● EXERCISE INSTRUCTIONS:
Ignoring the pictures, repeat every entry below exactly as it appears.

● TASK MATERIAL:

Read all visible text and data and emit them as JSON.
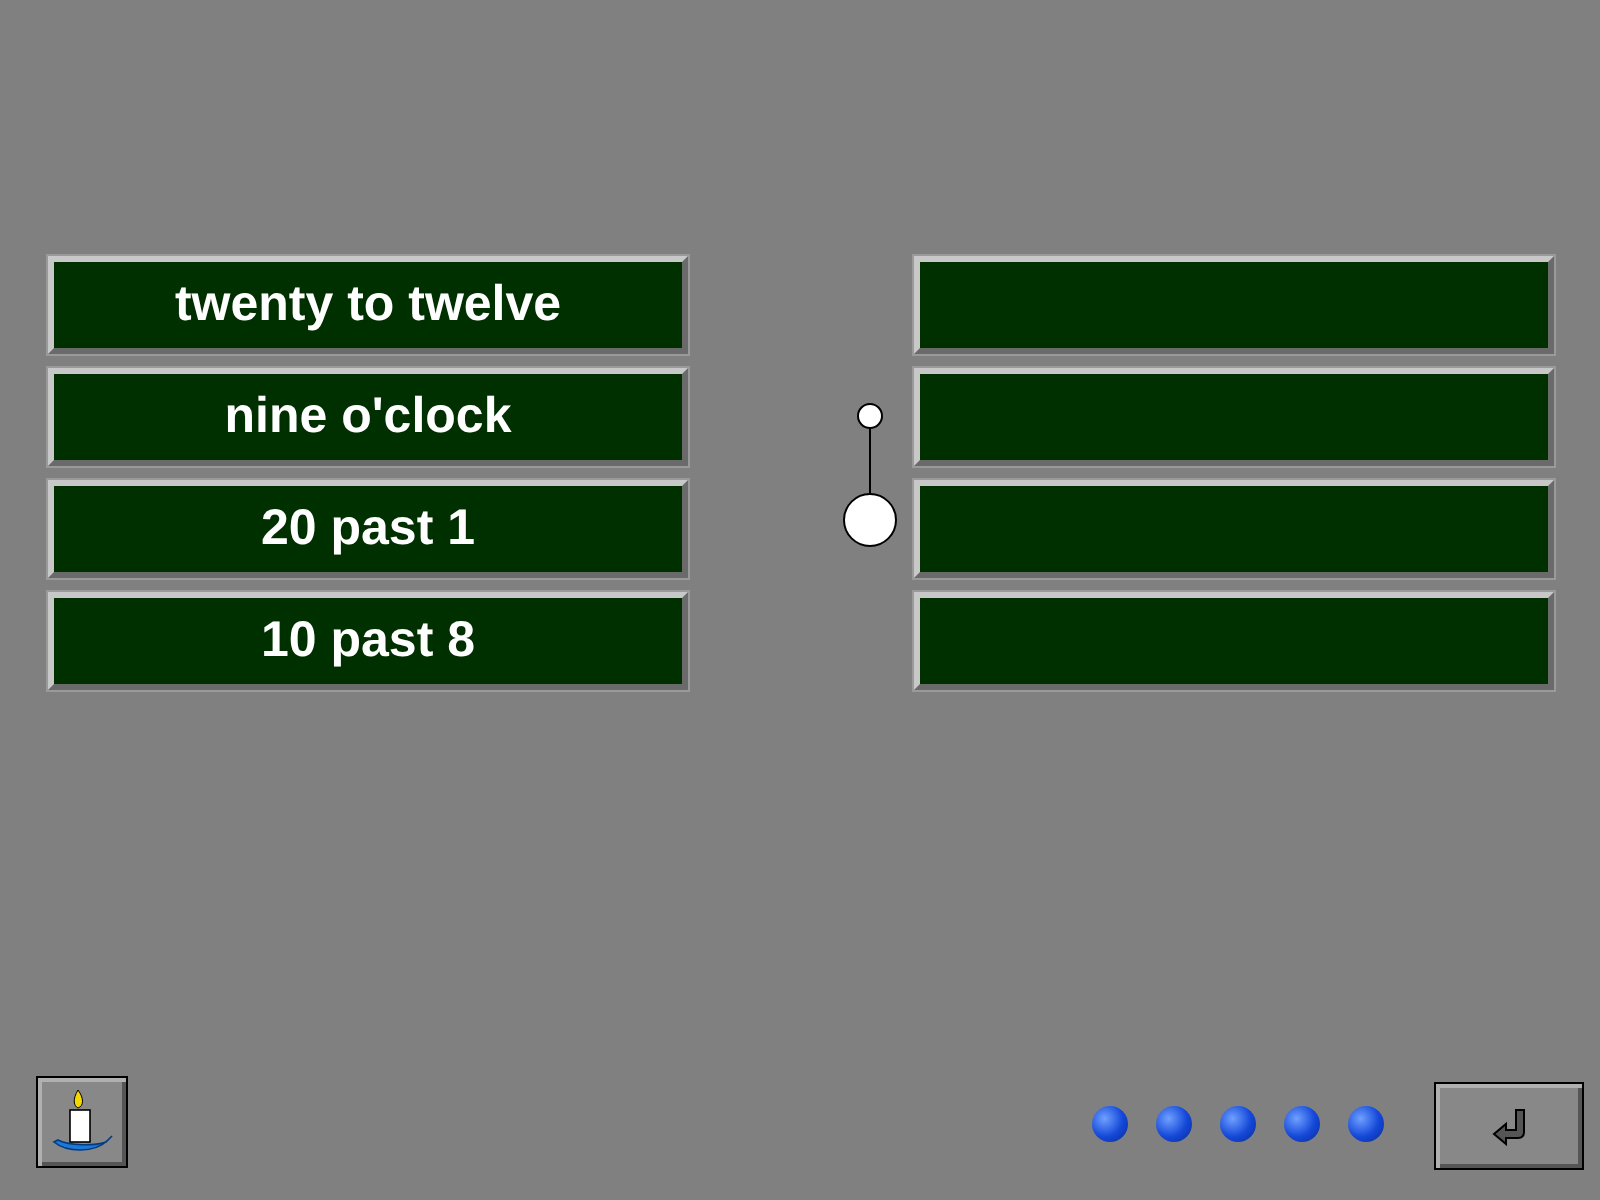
{
  "phrases": [
    {
      "label": "twenty to twelve"
    },
    {
      "label": "nine o'clock"
    },
    {
      "label": "20 past 1"
    },
    {
      "label": "10 past 8"
    }
  ],
  "answer_slots": [
    {
      "kind": "empty"
    },
    {
      "kind": "empty"
    },
    {
      "kind": "empty"
    },
    {
      "kind": "empty"
    }
  ],
  "progress_dots": [
    {
      "kind": "pending"
    },
    {
      "kind": "pending"
    },
    {
      "kind": "pending"
    },
    {
      "kind": "pending"
    },
    {
      "kind": "pending"
    }
  ]
}
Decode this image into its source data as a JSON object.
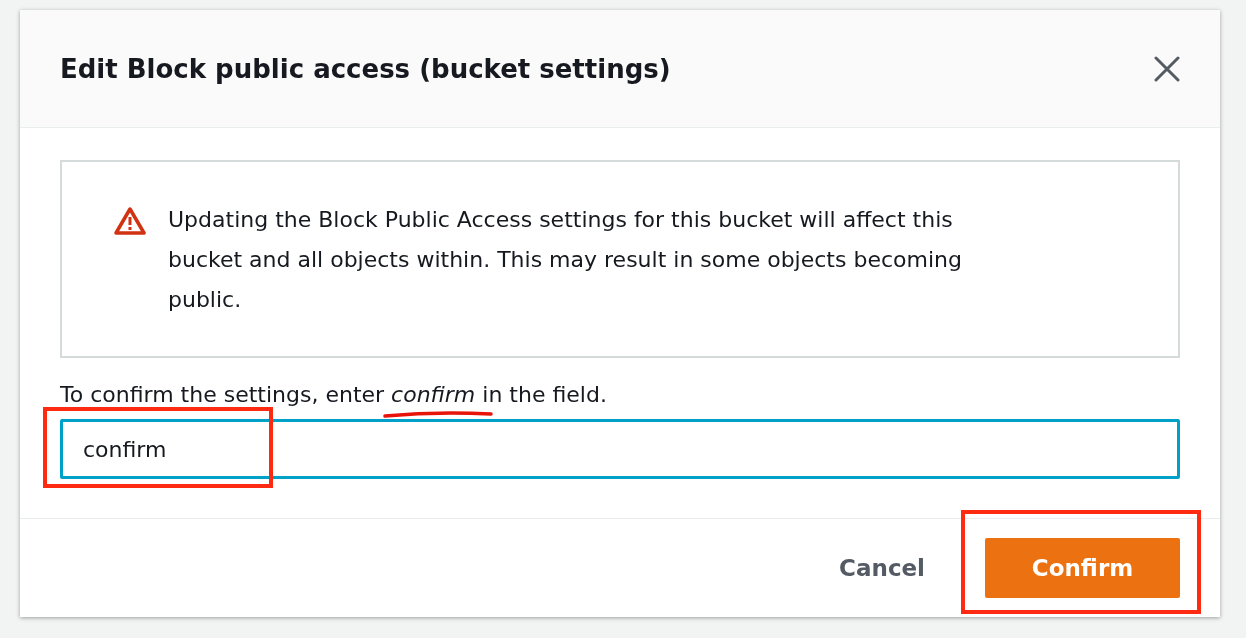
{
  "dialog": {
    "title": "Edit Block public access (bucket settings)",
    "alert": {
      "kind": "warning",
      "text": "Updating the Block Public Access settings for this bucket will affect this bucket and all objects within. This may result in some objects becoming public."
    },
    "confirm_label": {
      "text": "To confirm the settings, enter *confirm* in the field.",
      "underline_marked": true
    },
    "confirm_field": {
      "value": "confirm",
      "focused": true,
      "highlighted": true
    },
    "buttons": [
      {
        "label": "Cancel",
        "kind": "link",
        "highlighted": false
      },
      {
        "label": "Confirm",
        "kind": "primary",
        "highlighted": true
      }
    ]
  }
}
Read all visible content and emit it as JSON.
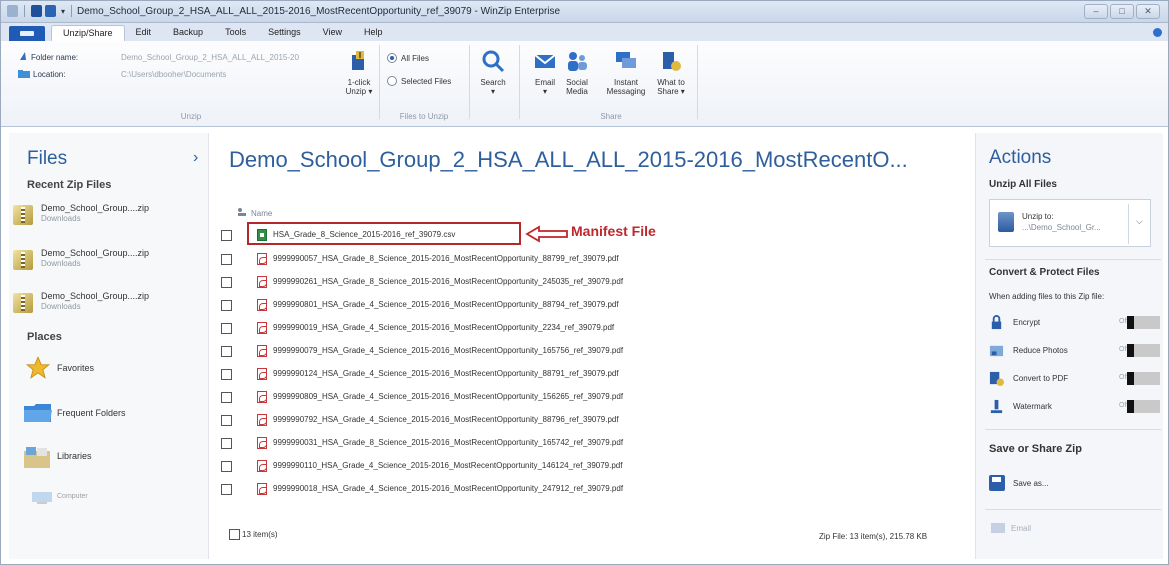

● EXERCISE RESULT:
Read all visible text and data and emit them as JSON.
{
  "phrases": [
    {
      "label": "twenty to twelve"
    },
    {
      "label": "nine o'clock"
    },
    {
      "label": "20 past 1"
    },
    {
      "label": "10 past 8"
    }
  ],
  "answer_slots": [
    {
      "kind": "empty"
    },
    {
      "kind": "empty"
    },
    {
      "kind": "empty"
    },
    {
      "kind": "empty"
    }
  ],
  "progress_dots": [
    {
      "kind": "pending"
    },
    {
      "kind": "pending"
    },
    {
      "kind": "pending"
    },
    {
      "kind": "pending"
    },
    {
      "kind": "pending"
    }
  ]
}
Decode this image into its source data as a JSON object.
{
  "dialog": {
    "title": "Edit Block public access (bucket settings)",
    "alert": {
      "kind": "warning",
      "text": "Updating the Block Public Access settings for this bucket will affect this bucket and all objects within. This may result in some objects becoming public."
    },
    "confirm_label": {
      "text": "To confirm the settings, enter *confirm* in the field.",
      "underline_marked": true
    },
    "confirm_field": {
      "value": "confirm",
      "focused": true,
      "highlighted": true
    },
    "buttons": [
      {
        "label": "Cancel",
        "kind": "link",
        "highlighted": false
      },
      {
        "label": "Confirm",
        "kind": "primary",
        "highlighted": true
      }
    ]
  }
}
Read all visible content and emit it as JSON.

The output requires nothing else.